The Chinese government’s regulator crackdown has extended well beyond the confines of Big Tech. The question remains … as to what end. And perhaps: where it all ends.
With marquee names such as Ant Group, Tencent and a host of others, the goals — if that might be the word — seemed, and still seem, hinged on curbing at least some of the social reach of those companies. By tightening antitrust scrutiny on those companies, and by demanding that, for example, that Ant be held to stricter capital requirements, or that Didi be scrutinized over its data-related practices, seems at least an attempt to put guardrails around growth (particularly debt).
We’ve noted in this space, too, that the government has signaled at least some of its intent by taking (for now) small equity stakes in the very companies that it is monitoring more closely.
In recent weeks, we’ve seen the government’s focus widen to include insurance tech platforms, drilling down on marketing and pricing.
And more recently, as reported by CNBC, liquor companies are now feeling the brunt, too, as reports surfaced that the national market regulator has begun meeting with companies within that industry (including the distributors) amid volatile pricing.
The moves, ostensibly, are to protect consumers, to keep them from the vagaries of markets that develop (arguably) too quickly and do not have safeguards in place that cool down speculation. That may be the thinking behind, say, cutting down crypto as a market.
But the inquiries and investigations, the meetings and mandates are nearly doubtlessly going to have a chilling effect on investments, both from abroad and within the country itself. Didi, which went public in June, is now a busted initial public offering (IPO), as investigations came, basically in tandem with its listing. On one hand, the impact on Didi, and the screeching halt to Ant’s own IPO plans late last year signal a disenchantment on the part of the government towards firms’ intentions of listing on overseas exchanges — particularly (and especially) in the U.S.
A Wide Net
Given the broad swath the government is cutting across a variety of verticals, the signals are clear, too, that by reshaping compliance landscapes, the government is sending a message to overseas firms that may want to gain presence in China: The rules by which they’ll have to play are going to be more stringent. If that freezes U.S. companies out, so to speak, the runway becomes just a bit clearer for China’s economy, coming out of the pandemic, to grow through the efforts of home-grown firms in a country where more than a third of GDP is tied to digital activity (as estimated by the China Academy of Information and Communication Technology).

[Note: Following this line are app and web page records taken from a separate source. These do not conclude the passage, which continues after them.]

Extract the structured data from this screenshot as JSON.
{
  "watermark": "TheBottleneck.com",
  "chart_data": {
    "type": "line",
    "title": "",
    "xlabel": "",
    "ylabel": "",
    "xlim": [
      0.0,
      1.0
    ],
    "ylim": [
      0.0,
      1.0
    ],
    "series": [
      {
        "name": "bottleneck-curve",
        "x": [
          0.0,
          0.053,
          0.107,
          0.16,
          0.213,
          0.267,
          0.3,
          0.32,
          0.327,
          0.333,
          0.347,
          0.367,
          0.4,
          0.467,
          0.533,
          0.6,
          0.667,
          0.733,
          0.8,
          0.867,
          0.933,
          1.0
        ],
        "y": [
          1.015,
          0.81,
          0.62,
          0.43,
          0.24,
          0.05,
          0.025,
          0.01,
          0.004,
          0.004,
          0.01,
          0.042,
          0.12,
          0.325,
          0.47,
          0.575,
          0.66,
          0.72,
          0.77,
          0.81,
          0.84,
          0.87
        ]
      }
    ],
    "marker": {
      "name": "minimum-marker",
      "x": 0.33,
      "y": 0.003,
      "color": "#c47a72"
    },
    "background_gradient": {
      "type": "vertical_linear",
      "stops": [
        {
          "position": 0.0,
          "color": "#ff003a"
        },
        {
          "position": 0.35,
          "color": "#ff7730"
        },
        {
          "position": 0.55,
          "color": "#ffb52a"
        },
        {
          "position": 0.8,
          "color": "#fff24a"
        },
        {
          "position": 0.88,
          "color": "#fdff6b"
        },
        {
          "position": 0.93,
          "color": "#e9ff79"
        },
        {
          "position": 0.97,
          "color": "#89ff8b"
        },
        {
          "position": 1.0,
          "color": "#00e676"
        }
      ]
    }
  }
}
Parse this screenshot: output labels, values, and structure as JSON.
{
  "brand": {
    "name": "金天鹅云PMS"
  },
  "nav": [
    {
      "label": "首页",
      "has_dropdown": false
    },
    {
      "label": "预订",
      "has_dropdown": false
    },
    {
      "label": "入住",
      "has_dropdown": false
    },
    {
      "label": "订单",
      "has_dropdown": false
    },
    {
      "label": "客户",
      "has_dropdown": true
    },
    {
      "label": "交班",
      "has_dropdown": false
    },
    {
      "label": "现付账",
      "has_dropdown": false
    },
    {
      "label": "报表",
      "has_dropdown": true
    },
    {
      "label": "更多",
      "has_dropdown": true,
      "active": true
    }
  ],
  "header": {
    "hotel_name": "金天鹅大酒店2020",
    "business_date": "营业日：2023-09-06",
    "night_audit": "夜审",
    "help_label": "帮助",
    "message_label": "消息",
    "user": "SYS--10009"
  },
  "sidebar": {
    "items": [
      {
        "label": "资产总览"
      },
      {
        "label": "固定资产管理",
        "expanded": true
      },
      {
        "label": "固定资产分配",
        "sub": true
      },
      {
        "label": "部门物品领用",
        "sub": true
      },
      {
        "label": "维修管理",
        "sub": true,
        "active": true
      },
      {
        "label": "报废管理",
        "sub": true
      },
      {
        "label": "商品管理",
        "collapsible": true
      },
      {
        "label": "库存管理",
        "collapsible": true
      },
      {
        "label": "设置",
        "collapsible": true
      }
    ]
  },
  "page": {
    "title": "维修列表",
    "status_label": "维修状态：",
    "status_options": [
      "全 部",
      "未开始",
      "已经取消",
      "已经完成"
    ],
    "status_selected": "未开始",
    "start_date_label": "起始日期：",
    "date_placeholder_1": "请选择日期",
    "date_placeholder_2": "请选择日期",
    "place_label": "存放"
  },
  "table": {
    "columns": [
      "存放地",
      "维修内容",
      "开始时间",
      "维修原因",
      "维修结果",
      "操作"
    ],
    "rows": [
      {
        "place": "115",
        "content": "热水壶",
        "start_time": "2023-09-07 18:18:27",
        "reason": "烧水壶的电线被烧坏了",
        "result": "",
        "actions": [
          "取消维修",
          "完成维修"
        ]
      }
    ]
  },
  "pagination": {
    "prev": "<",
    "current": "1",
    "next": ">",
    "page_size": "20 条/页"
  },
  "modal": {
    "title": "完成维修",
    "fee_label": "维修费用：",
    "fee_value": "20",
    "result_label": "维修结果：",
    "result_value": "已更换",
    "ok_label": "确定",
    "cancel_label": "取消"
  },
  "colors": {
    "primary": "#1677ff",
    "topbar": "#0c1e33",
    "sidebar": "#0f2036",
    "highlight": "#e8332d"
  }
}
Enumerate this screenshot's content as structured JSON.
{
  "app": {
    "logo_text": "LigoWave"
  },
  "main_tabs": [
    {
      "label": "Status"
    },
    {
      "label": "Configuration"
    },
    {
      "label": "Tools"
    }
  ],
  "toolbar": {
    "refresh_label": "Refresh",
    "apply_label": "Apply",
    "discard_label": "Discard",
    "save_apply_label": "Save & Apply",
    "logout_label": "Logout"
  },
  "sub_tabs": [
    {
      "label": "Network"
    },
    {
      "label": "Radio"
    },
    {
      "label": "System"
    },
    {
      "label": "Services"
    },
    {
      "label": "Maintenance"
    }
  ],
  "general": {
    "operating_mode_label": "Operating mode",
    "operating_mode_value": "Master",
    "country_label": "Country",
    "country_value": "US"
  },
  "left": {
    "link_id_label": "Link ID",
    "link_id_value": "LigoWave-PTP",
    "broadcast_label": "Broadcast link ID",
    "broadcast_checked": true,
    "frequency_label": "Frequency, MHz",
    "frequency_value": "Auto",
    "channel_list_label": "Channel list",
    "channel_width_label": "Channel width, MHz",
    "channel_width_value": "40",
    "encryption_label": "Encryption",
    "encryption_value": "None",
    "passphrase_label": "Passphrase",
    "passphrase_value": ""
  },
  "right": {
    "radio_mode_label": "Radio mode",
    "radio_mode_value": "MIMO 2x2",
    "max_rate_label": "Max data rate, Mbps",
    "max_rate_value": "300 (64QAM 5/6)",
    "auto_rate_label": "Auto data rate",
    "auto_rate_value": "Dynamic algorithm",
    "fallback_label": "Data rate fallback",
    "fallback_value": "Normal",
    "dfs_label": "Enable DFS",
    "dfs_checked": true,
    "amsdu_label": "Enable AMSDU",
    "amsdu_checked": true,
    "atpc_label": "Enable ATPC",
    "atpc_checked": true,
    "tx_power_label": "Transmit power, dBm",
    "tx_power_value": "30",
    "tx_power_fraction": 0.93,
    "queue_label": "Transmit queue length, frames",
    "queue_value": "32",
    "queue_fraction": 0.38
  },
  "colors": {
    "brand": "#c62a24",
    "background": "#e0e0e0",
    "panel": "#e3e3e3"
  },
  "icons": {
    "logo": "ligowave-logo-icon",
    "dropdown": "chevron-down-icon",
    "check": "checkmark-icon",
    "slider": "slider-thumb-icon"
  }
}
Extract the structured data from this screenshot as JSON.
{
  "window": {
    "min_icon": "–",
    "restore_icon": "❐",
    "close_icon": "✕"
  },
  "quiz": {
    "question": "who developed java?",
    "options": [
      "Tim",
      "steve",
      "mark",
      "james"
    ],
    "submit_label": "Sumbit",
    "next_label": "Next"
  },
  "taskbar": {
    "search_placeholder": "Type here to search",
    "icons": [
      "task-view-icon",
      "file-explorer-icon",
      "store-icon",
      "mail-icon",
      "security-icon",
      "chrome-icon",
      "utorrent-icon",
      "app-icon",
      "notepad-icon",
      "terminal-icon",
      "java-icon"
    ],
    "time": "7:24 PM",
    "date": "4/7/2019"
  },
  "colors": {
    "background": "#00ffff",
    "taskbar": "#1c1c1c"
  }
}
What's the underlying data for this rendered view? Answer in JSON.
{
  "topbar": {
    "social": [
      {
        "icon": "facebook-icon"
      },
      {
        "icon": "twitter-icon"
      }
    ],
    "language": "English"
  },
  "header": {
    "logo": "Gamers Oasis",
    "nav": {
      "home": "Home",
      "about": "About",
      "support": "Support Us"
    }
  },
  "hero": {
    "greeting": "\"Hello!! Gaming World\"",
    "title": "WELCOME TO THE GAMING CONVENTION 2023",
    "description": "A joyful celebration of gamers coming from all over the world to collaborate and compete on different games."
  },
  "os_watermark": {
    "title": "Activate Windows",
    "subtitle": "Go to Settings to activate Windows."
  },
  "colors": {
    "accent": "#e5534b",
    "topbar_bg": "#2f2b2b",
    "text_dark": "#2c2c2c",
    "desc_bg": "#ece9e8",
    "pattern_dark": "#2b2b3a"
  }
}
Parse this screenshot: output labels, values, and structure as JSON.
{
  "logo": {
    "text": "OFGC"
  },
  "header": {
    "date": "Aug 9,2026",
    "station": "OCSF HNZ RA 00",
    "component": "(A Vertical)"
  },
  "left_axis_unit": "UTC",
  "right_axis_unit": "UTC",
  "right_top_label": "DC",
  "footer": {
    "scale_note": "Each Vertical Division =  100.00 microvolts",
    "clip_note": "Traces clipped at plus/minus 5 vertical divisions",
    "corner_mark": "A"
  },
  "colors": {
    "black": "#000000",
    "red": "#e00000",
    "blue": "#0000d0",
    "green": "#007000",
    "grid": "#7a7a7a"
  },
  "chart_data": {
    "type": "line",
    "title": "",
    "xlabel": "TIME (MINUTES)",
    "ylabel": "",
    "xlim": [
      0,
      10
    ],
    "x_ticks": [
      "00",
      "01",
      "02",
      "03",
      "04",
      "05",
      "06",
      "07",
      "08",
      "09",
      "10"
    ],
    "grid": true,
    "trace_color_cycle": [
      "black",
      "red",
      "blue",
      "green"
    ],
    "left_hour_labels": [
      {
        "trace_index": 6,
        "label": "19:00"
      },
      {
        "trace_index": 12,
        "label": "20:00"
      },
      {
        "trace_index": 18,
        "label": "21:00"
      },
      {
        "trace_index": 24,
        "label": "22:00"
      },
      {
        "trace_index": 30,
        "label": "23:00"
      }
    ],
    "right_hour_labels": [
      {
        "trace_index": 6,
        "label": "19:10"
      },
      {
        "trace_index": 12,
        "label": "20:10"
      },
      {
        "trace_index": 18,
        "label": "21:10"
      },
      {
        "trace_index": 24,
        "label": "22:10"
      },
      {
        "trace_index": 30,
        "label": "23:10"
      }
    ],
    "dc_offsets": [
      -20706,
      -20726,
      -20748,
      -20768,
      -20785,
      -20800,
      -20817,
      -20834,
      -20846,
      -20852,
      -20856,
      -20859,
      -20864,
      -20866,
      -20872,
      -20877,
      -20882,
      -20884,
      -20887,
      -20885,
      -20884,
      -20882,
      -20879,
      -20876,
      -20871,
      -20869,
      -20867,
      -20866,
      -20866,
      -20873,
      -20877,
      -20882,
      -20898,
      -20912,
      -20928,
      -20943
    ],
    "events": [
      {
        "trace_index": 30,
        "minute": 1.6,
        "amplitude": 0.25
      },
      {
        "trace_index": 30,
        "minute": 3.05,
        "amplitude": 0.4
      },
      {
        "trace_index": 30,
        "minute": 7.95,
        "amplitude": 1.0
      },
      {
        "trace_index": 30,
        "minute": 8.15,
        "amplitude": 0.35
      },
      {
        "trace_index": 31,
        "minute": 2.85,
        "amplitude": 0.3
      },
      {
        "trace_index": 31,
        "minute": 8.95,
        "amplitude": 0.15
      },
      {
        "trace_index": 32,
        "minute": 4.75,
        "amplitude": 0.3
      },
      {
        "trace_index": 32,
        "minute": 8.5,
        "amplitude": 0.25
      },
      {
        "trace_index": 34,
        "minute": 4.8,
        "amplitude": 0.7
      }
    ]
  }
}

The crackdown may stretch farther and wider — and where the crosshairs will settle next will be anyone’s guess.